(Items from an interface collection)

※ ※ ※

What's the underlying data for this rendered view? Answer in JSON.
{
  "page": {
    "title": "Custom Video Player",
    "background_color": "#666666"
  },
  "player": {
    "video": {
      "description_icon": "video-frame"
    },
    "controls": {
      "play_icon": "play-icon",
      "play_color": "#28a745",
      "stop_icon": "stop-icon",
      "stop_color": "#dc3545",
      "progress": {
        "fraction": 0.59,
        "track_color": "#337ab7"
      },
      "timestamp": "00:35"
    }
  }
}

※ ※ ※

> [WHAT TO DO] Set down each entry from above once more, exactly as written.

> [TASK SOLUTION]
What's the underlying data for this rendered view? Answer in JSON.
{
  "page": {
    "title": "Custom Video Player",
    "background_color": "#666666"
  },
  "player": {
    "video": {
      "description_icon": "video-frame"
    },
    "controls": {
      "play_icon": "play-icon",
      "play_color": "#28a745",
      "stop_icon": "stop-icon",
      "stop_color": "#dc3545",
      "progress": {
        "fraction": 0.59,
        "track_color": "#337ab7"
      },
      "timestamp": "00:35"
    }
  }
}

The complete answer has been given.